■ PROBLEM REQUIREMENTS ■
Look through the listing for the word "pointer". Copy each line that has it.

■ DATA SHOWN ■
:::::
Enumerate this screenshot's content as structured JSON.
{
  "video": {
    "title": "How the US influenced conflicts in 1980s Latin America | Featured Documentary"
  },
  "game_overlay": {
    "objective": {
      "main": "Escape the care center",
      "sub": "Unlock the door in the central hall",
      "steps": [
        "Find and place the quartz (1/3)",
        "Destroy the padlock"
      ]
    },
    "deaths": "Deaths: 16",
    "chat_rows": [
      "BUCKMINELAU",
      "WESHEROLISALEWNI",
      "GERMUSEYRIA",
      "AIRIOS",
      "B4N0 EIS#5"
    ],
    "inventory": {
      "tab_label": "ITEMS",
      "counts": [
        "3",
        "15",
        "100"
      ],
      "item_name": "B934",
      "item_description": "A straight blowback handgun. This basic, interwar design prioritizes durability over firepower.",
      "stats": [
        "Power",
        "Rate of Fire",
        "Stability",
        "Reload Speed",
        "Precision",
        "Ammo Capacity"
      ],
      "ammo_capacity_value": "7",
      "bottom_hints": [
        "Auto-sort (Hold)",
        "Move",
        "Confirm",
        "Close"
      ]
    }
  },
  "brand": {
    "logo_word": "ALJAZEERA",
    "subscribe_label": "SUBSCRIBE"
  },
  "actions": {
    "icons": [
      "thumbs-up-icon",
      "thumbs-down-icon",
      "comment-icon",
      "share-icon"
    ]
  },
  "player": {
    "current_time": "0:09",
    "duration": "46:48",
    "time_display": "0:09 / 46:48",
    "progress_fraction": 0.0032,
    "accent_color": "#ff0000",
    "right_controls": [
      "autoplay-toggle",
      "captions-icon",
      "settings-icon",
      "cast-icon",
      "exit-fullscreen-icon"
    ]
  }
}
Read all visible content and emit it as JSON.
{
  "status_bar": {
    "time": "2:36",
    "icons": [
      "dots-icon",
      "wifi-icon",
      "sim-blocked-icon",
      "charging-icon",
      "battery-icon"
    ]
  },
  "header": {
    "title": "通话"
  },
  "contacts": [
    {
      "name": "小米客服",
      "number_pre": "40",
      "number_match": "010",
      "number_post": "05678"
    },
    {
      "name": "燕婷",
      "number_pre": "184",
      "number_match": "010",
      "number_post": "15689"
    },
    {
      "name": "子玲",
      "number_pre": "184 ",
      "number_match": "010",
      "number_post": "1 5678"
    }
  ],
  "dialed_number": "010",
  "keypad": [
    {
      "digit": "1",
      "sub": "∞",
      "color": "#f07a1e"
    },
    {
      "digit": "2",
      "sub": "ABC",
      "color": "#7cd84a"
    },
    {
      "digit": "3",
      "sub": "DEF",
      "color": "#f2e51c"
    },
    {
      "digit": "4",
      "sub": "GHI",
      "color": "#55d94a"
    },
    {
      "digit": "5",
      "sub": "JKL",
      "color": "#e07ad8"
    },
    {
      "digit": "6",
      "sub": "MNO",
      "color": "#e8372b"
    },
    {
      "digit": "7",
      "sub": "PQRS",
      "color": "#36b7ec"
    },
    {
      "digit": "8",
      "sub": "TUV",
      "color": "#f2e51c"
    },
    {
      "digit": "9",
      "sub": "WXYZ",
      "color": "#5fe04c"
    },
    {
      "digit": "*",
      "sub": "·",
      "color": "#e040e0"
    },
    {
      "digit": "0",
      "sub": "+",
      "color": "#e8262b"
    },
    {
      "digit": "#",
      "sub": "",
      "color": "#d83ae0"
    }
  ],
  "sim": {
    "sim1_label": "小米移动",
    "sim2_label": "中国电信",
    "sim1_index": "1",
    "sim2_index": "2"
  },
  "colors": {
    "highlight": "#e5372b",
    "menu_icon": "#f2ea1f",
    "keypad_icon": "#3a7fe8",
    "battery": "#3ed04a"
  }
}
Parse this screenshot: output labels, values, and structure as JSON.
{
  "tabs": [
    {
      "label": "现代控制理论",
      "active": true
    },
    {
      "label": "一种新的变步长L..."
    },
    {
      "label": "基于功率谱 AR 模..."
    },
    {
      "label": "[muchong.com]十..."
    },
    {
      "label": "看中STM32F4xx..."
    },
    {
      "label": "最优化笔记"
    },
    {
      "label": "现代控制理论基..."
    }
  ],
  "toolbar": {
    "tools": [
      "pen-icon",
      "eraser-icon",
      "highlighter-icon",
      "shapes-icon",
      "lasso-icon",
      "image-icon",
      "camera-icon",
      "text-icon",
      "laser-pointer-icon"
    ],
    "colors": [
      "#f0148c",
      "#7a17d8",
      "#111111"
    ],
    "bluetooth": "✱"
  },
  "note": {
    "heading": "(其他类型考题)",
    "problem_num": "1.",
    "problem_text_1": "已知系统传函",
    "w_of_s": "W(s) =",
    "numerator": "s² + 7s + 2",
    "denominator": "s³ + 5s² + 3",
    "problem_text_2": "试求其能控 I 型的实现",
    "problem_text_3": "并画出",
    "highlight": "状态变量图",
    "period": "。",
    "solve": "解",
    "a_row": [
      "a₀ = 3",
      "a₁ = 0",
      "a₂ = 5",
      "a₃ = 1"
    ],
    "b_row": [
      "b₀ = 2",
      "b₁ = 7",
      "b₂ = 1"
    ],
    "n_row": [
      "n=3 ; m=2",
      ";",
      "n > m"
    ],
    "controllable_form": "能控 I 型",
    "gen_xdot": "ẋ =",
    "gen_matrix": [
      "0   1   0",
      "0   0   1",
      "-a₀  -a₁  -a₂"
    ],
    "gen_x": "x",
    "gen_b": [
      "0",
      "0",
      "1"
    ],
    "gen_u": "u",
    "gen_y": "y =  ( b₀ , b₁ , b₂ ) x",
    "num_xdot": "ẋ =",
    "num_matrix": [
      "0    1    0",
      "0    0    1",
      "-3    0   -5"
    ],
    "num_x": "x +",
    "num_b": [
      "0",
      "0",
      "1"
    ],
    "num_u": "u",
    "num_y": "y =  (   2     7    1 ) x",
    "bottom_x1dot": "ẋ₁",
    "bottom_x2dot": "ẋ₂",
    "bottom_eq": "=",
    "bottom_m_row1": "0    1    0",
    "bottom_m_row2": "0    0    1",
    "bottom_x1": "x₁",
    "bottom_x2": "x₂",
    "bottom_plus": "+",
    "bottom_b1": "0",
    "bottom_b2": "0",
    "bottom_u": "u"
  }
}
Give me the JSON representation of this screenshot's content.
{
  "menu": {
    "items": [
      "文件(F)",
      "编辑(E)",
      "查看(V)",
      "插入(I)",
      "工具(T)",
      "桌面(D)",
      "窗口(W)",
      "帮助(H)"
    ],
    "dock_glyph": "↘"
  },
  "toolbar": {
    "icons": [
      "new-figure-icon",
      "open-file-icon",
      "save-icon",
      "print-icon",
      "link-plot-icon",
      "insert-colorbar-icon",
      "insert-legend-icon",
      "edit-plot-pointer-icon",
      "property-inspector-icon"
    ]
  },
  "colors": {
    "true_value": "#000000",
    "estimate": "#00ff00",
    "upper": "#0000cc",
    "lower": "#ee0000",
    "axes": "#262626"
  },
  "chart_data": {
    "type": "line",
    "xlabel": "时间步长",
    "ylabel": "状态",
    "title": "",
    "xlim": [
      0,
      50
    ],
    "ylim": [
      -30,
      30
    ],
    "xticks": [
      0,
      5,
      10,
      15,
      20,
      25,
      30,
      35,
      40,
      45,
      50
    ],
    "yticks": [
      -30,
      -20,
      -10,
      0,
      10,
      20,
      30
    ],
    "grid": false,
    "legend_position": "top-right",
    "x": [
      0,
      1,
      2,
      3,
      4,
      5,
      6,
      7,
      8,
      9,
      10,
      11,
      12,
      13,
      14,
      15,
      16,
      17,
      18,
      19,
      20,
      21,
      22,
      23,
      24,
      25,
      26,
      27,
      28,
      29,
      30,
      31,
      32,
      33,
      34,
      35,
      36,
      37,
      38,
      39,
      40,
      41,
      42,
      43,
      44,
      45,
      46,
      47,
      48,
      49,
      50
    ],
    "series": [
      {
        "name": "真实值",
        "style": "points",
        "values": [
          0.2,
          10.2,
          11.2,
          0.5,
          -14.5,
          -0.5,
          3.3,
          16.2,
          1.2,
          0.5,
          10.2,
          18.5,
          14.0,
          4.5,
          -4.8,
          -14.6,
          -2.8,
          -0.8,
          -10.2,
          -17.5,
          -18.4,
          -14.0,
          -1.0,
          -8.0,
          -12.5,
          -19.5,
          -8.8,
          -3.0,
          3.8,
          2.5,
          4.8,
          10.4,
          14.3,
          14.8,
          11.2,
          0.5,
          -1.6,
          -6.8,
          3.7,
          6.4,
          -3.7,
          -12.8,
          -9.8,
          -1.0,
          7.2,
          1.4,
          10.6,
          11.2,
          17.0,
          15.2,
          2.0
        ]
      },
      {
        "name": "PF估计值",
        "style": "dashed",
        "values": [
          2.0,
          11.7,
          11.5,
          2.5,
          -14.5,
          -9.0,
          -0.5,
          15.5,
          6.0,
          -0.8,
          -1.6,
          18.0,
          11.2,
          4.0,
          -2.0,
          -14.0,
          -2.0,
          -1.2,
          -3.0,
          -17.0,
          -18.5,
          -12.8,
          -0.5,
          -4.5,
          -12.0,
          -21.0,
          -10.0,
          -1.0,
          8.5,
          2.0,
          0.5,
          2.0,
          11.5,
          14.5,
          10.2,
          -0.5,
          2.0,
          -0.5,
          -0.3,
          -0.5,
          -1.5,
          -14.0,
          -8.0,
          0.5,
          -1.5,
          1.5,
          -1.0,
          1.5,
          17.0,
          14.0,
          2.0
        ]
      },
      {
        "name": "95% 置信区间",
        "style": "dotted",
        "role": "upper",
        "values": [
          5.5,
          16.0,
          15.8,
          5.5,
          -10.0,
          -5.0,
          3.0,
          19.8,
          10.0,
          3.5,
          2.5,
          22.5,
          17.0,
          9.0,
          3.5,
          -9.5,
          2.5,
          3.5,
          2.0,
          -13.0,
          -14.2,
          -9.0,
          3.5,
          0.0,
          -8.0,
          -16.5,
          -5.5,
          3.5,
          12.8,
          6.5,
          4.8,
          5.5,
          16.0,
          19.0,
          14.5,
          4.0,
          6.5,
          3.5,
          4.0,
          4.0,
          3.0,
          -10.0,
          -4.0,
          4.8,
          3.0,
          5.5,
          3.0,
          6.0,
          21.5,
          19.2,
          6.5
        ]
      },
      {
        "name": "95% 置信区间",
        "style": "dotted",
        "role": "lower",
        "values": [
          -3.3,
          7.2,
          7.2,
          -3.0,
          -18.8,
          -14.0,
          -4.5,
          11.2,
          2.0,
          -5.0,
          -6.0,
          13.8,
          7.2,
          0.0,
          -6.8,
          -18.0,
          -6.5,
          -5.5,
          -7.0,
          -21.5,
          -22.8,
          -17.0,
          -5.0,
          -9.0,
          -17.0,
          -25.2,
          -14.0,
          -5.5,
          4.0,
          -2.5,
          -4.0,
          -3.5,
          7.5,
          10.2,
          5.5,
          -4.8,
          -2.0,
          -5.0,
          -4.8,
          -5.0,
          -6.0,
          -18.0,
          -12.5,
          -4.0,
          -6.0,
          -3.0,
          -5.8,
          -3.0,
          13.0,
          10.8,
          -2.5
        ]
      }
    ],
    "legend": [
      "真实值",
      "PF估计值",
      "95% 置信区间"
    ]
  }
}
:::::
■ SOLUTION TO THE PROBLEM ■
      "laser-pointer-icon"
      "edit-plot-pointer-icon",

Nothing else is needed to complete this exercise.